Brief - Show only those lines of the entries where the string "Reggie" is found.

Supplied material -
<<<<

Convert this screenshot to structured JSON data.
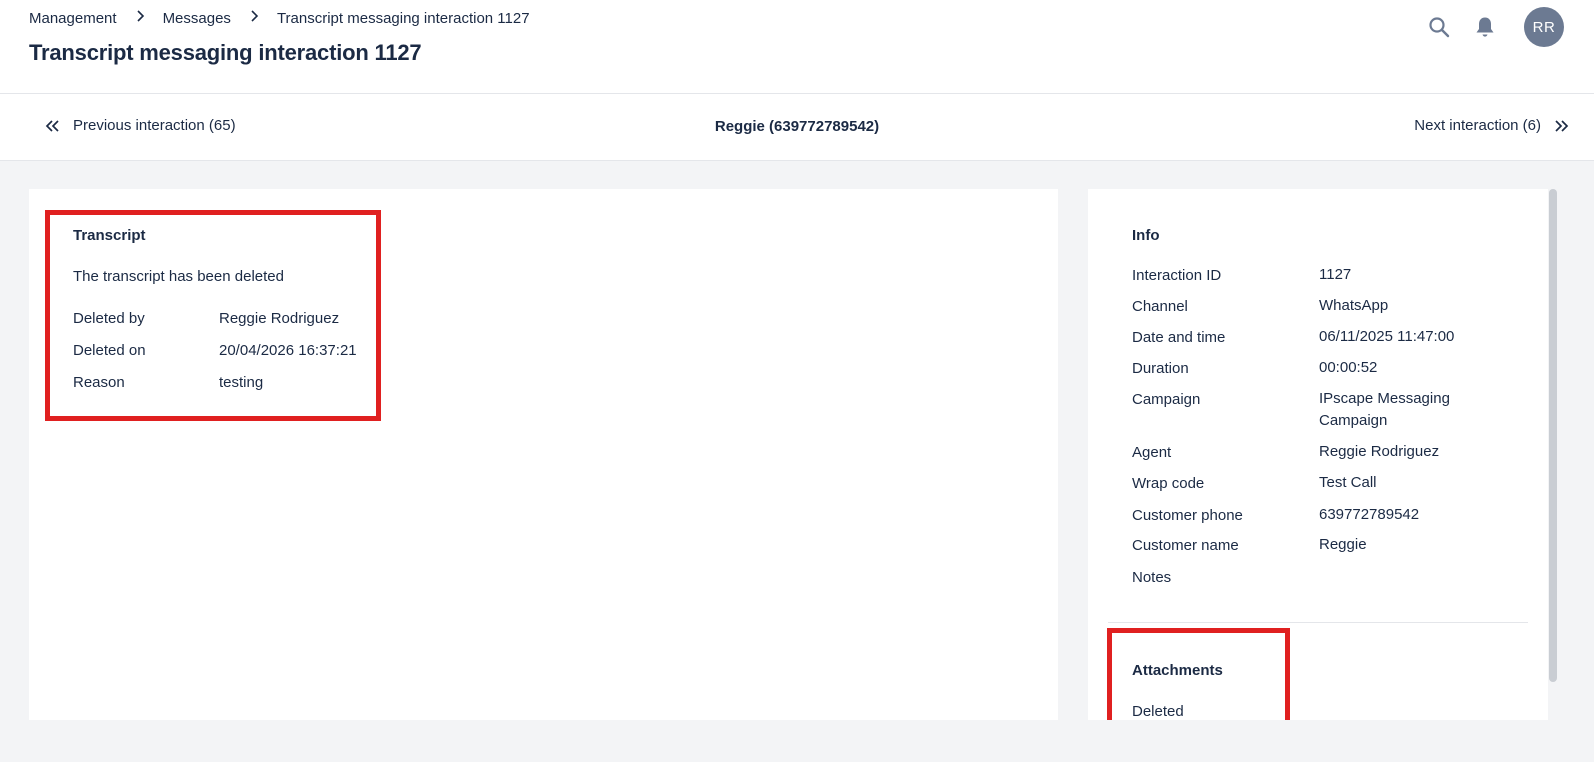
{
  "breadcrumb": {
    "items": [
      "Management",
      "Messages"
    ],
    "current": "Transcript messaging interaction 1127"
  },
  "page_title": "Transcript messaging interaction 1127",
  "user": {
    "initials": "RR"
  },
  "icons": {
    "search": "search-icon",
    "notifications": "bell-icon",
    "prev": "double-chevron-left-icon",
    "next": "double-chevron-right-icon"
  },
  "nav": {
    "previous_label": "Previous interaction (65)",
    "contact": "Reggie (639772789542)",
    "next_label": "Next interaction (6)"
  },
  "transcript": {
    "title": "Transcript",
    "message": "The transcript has been deleted",
    "fields": [
      {
        "label": "Deleted by",
        "value": "Reggie Rodriguez"
      },
      {
        "label": "Deleted on",
        "value": "20/04/2026 16:37:21"
      },
      {
        "label": "Reason",
        "value": "testing"
      }
    ]
  },
  "info": {
    "title": "Info",
    "fields": [
      {
        "label": "Interaction ID",
        "value": "1127"
      },
      {
        "label": "Channel",
        "value": "WhatsApp"
      },
      {
        "label": "Date and time",
        "value": "06/11/2025 11:47:00"
      },
      {
        "label": "Duration",
        "value": "00:00:52"
      },
      {
        "label": "Campaign",
        "value": "IPscape Messaging Campaign"
      },
      {
        "label": "Agent",
        "value": "Reggie Rodriguez"
      },
      {
        "label": "Wrap code",
        "value": "Test Call"
      },
      {
        "label": "Customer phone",
        "value": "639772789542"
      },
      {
        "label": "Customer name",
        "value": "Reggie"
      },
      {
        "label": "Notes",
        "value": ""
      }
    ]
  },
  "attachments": {
    "title": "Attachments",
    "value": "Deleted"
  },
  "colors": {
    "text": "#1b2a44",
    "highlight": "#e02020",
    "avatar_bg": "#6c7a92",
    "page_bg": "#f3f4f6"
  }
}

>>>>

Solution to the problem -
    "contact": "Reggie (639772789542)",
        "value": "Reggie Rodriguez"
        "value": "Reggie Rodriguez"
        "value": "Reggie"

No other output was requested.